A tip from the local population had led the archaeologists from Frankfurt to the area near the city of Ibra in Oman, where they found several settlements. Irini Biezeveld and her fellow doctoral researcher Jonas Kluge were staying in the country in the east of the Arabian Peninsula for six weeks of field research under supervision of the Ministry of Heritage and Tourism of Oman in the North Sharqiyah Governorate.

They documented the buildings visible to them, then dug test pits in the ground. Their aim was to date the settlements by means of any charcoal finds they might discover there. That was when something green appeared: a lump of copper, corroded on the outside, consisting of three individual ingots in the shape of a round cone.
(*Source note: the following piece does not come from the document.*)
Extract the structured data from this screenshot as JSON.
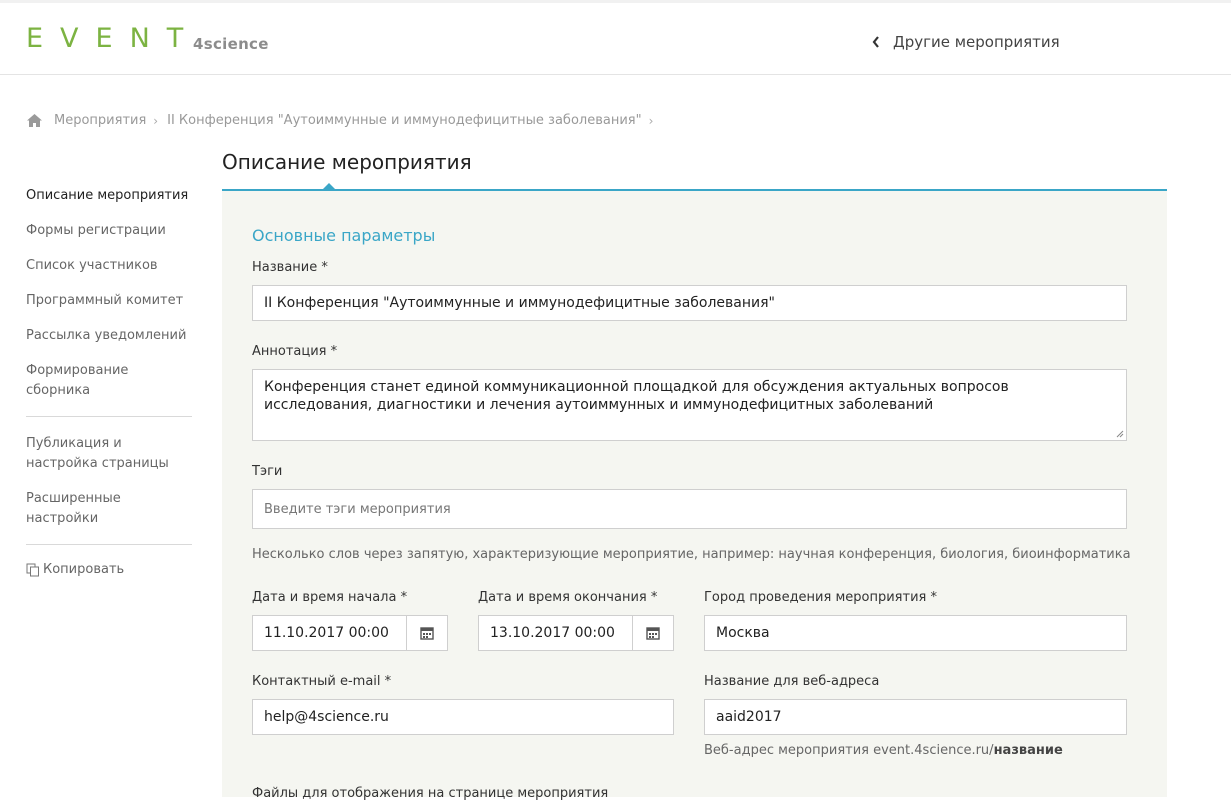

"A find like this is extremely rare," says private lecturer Dr. Stephanie Döpper, the academic supervisor of the two doctoral candidates. The residents presumably left the find, which weighs 1.7 kilograms, behind by mistake when they abandoned the settlement—for whatever reason that was.

The settlement identified by Biezeveld and Kluge dates from the Early Bronze Age (about 2600-2000 BC). During this period, the territory of present-day Oman was one of the most important producers of copper for ancient Mesopotamia in modern-day Iraq, as well as the Indus culture in what are now Pakistan and India. It was only here that copper ore occurred on a larger scale.

Cast into copper ingots, it was a coveted commodity, as documented not least by cuneiform texts from Mesopotamia. Since copper ingots were usually further processed to make tools and other objects, they are only rarely unearthed in archaeological excavations. All the more surprising was the discovery of several such ingots in the Early Bronze Age settlement.

The copper ingots have a plano-convex shape typical for the period, which was formed by pouring the molten copper into small clay crucibles. Through the discovery of the copper ingots, it is possible to learn more about the role of Oman in interregional trade relations during the Early Bronze Age, as well as about the metal processing technologies already known at that time.

Smelting copper requires a lot of combustible material, which was likely to have been a major challenge in a region as arid and low in vegetation as Oman. How people in the Early Bronze Age handled their limited resources and whether it was possible for them to use these sustainably are questions to be answered in the further course of the project.

Several pottery sherds of 'black-slipped jars', large storage vessels of the Indus culture that were also discovered there, also corroborate that the newly discovered village was in close exchange and contact with the Indian subcontinent. It seems that even a small, rather rural settlement in Central Oman was part of a system of interregional trade and exchange of goods.